Once a student is referred, Spiers said, teachers and parents receive referral packets to complete. If the child meets the criteria, they are sent to a psychometrist for an IQ test.

The scales for identifying qualifying students are based on general intellectual ability, creativity and leadership scores, Spiers said. A student must score in the 91st percentile with an IQ of 120 in order to qualify for the gifted program.

Emerging potential or twice exceptional students are students with learning disabilities, such as ADHD or Asperger syndrome, are also eligible for the gifted program, Spiers said. If they meet the criteria the IQ requirement is lowered to 115.

“This helps disadvantaged kids to get into the program,” Spiers said. “We can’t discount these children because they have an exception. Walt Disney, Einstein, Winston Churchill and Bill Gates were all thought to have learning disabilities.”
Spiers said out-of-state gifted students are automatically entered into the referral stages.

The gifted teachers utilize Blooms Taxonomy, Spiers said, a practice that encourages higher levels of thinking using knowledge, comprehension, application, analysis, synthesis and evaluation.

Students spend about five hours a week in the gifted program, Spiers said. The largest class has about 12 students and the smallest has about six or seven.

The units of study for second and third-graders may include the topics of, Mexico, fairy tales or snakes.

The units of study for fourth through sixth-graders may include topics such as, Egypt, primates, India and King Lexicon/Middle Ages.

If gifted students score 56 or below they are then placed on a nine-weeks probationary program in order to bring up their grade, Spiers said. An intervention plan is devised to help the student meet his or her education goals during this probationary period.

“Our goal is to keep the children in this program,” Spiers said. “In my 18 years of teaching, I’ve only put about four children on probation.”

In other action the board approved:

­–Applying for a Naval Research Laboratory SeaPerch grant for the gifted program.

­­–Applying for an MDE Foodservice Equipment Assistance Grant in order to purchase convection ovens for the Roseland and Nicholson Elementary Schools.

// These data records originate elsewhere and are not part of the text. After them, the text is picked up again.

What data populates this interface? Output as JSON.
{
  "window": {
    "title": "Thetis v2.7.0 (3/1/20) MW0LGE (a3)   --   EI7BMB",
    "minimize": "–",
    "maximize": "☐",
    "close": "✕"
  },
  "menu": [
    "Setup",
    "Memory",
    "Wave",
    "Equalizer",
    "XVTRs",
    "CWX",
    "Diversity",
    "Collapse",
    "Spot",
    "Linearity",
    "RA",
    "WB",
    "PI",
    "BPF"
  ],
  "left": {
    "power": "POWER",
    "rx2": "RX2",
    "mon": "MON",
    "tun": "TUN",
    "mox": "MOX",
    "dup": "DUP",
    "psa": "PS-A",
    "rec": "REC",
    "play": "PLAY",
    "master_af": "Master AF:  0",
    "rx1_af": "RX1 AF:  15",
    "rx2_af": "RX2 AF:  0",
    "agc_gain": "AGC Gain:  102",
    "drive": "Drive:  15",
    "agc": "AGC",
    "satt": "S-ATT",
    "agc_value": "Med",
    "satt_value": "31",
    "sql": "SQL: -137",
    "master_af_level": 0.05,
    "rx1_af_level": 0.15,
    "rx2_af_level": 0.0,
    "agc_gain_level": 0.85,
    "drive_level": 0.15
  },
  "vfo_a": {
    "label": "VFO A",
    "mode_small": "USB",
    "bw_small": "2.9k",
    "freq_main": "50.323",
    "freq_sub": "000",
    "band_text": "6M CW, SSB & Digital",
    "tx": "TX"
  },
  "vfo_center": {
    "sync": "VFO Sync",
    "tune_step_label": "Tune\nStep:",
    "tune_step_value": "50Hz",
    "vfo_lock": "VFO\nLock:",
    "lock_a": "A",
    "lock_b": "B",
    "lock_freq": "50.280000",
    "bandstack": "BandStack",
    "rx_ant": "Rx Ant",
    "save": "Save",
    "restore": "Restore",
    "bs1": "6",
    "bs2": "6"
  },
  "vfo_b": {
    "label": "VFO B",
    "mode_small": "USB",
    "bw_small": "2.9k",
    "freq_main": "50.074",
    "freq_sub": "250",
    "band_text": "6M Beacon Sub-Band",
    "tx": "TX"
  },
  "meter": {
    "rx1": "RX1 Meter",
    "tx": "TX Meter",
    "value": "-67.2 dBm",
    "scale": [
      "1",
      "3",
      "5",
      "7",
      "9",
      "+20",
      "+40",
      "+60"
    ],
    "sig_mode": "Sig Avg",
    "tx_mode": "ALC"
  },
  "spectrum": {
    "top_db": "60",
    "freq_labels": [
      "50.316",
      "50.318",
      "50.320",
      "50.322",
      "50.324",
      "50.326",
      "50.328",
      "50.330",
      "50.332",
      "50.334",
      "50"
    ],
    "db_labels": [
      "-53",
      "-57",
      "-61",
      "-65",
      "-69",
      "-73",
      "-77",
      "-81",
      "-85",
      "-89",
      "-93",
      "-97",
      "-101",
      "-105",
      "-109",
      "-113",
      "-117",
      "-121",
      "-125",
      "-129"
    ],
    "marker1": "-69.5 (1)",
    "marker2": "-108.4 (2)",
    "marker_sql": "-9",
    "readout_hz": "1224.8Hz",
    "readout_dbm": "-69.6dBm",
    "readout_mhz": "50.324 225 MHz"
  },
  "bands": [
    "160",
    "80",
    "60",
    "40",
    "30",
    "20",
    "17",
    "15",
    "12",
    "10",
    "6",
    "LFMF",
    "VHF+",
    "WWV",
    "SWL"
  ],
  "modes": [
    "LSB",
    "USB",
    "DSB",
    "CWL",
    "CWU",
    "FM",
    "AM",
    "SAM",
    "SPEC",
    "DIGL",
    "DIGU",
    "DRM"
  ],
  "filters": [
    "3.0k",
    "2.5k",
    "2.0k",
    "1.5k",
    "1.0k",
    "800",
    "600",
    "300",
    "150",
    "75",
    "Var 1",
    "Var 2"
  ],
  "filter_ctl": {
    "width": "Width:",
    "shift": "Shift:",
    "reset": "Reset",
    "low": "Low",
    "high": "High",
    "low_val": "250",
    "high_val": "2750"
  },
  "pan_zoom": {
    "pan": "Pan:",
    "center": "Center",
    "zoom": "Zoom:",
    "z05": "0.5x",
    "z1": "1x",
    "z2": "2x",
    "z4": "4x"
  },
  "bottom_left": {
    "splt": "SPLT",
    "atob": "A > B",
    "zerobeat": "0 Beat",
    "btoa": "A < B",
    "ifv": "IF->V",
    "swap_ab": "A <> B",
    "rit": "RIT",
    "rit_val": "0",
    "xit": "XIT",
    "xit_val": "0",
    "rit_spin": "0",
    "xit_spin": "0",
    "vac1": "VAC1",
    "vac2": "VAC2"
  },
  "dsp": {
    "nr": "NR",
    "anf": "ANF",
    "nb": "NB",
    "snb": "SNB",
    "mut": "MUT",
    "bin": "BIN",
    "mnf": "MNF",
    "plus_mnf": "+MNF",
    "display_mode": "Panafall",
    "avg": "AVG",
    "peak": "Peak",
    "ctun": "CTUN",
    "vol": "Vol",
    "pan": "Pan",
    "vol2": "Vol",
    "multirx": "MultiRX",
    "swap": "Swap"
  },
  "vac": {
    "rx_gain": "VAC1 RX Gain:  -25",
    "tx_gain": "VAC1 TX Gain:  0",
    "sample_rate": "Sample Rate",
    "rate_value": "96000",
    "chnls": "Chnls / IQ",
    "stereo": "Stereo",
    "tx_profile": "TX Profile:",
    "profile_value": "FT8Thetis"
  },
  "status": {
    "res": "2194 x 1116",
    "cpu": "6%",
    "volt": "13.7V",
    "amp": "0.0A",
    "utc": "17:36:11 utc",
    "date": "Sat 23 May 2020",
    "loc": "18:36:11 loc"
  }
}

The next school board meeting will be on Sept. 9 at 5:30 p.m. at the district office on Goodyear Boulevard.